PROBLEM STATEMENT: Pick every line from the data below that contains the string "score" and copy it.

PROVIDED RECORDS:
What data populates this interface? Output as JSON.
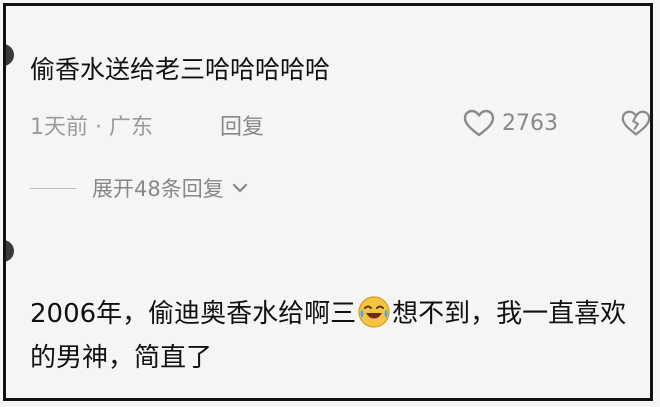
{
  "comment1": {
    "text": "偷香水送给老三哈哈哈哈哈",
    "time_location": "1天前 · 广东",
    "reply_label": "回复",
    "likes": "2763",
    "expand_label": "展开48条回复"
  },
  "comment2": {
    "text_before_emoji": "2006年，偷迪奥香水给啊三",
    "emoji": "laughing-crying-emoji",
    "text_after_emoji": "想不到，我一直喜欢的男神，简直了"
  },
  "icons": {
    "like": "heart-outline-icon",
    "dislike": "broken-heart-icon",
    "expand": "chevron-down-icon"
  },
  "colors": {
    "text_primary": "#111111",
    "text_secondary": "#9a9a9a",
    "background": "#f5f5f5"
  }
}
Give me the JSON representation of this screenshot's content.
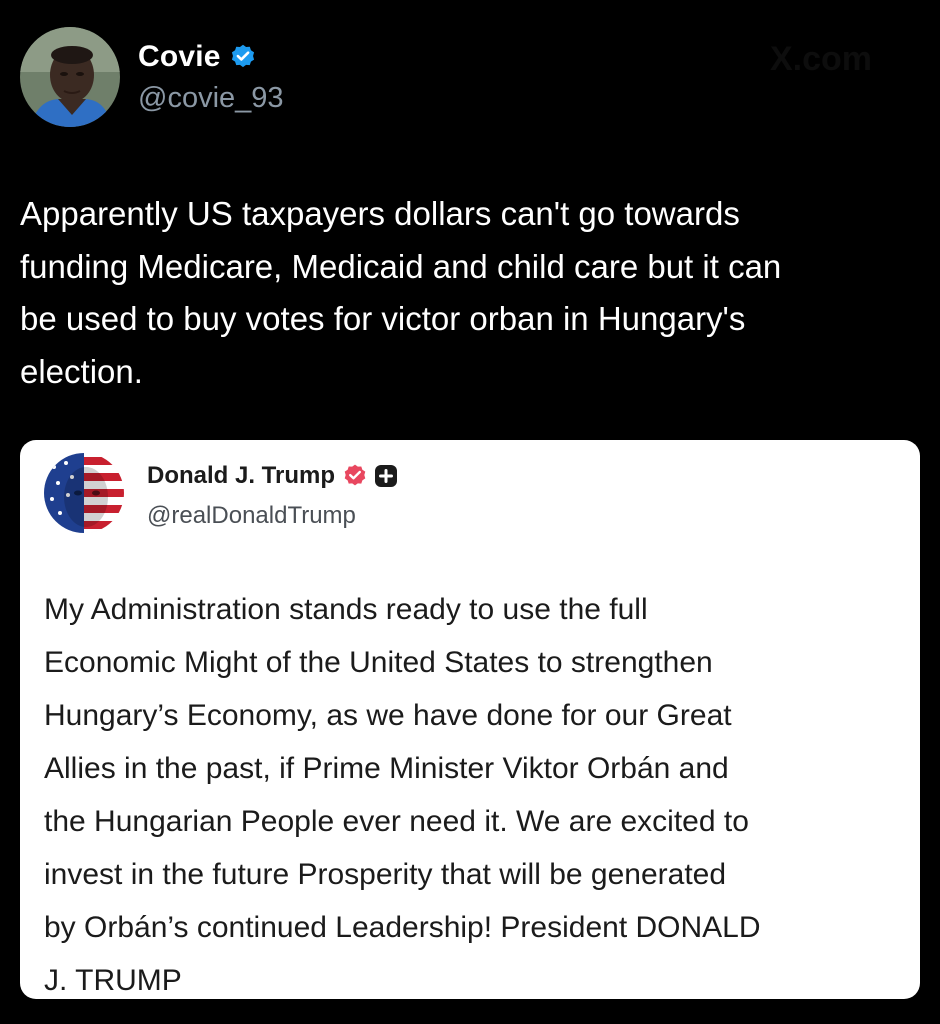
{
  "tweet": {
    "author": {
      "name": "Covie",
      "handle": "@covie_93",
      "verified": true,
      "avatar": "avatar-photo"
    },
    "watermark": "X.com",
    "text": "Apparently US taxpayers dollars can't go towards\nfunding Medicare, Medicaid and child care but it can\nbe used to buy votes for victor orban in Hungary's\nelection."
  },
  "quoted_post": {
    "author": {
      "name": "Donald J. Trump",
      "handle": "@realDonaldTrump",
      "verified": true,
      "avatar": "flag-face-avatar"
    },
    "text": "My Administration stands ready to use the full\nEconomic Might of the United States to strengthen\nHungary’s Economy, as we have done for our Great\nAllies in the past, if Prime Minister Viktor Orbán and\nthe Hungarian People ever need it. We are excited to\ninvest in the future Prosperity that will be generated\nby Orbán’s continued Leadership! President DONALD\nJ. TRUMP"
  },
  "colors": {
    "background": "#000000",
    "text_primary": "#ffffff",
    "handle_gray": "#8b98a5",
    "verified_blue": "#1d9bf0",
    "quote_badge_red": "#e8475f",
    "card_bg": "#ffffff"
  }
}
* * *
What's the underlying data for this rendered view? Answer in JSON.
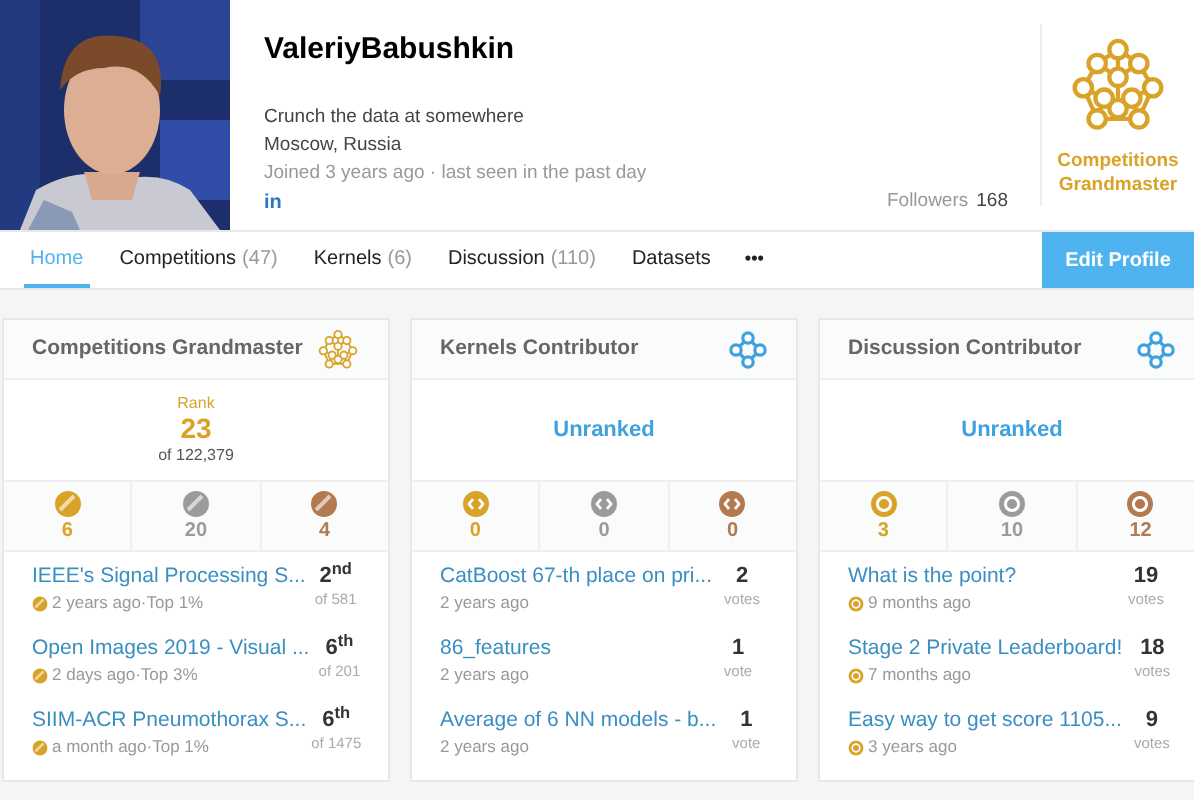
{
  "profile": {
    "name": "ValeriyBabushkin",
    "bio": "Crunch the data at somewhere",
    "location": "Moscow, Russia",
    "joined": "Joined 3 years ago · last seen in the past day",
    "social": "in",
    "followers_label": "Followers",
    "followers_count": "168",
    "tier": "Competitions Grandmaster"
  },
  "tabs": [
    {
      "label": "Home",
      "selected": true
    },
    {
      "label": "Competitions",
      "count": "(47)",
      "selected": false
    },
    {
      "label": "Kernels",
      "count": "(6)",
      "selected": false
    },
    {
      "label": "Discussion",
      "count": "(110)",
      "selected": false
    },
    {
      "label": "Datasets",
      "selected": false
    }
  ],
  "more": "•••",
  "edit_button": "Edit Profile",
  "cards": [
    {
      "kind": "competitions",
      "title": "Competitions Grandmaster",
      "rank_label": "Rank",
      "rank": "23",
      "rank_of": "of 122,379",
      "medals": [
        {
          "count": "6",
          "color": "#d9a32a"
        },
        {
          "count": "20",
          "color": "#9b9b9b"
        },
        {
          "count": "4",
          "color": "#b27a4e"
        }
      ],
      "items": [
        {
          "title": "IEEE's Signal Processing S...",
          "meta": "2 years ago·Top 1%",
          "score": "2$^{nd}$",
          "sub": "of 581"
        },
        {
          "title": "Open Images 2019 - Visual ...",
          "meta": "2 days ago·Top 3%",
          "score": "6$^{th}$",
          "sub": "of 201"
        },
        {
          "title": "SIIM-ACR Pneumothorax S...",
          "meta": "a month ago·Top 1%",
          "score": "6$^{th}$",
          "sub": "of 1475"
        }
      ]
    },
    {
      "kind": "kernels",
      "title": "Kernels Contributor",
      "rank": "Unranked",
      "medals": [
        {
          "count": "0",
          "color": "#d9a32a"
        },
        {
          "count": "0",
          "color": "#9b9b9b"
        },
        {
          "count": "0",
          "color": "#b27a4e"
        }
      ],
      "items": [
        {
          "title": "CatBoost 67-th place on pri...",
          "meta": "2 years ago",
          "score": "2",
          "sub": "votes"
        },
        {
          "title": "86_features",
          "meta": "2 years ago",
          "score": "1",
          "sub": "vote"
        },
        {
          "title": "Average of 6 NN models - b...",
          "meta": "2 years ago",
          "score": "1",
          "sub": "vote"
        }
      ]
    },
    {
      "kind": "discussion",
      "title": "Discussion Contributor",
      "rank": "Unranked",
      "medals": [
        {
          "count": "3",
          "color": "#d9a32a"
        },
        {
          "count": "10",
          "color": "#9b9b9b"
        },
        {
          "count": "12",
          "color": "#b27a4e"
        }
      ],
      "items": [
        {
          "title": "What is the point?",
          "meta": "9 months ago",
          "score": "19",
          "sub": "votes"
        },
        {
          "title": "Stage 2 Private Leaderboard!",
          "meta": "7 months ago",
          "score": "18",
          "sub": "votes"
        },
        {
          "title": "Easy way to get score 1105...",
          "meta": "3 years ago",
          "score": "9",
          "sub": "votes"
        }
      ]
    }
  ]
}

PROBLEM SOLUTION:
          "score": "2$^{nd}$",
          "score": "6$^{th}$",
          "score": "6$^{th}$",
          "score": "2",
          "score": "1",
          "score": "1",
          "score": "19",
          "score": "18",
          "title": "Easy way to get score 1105...",
          "score": "9",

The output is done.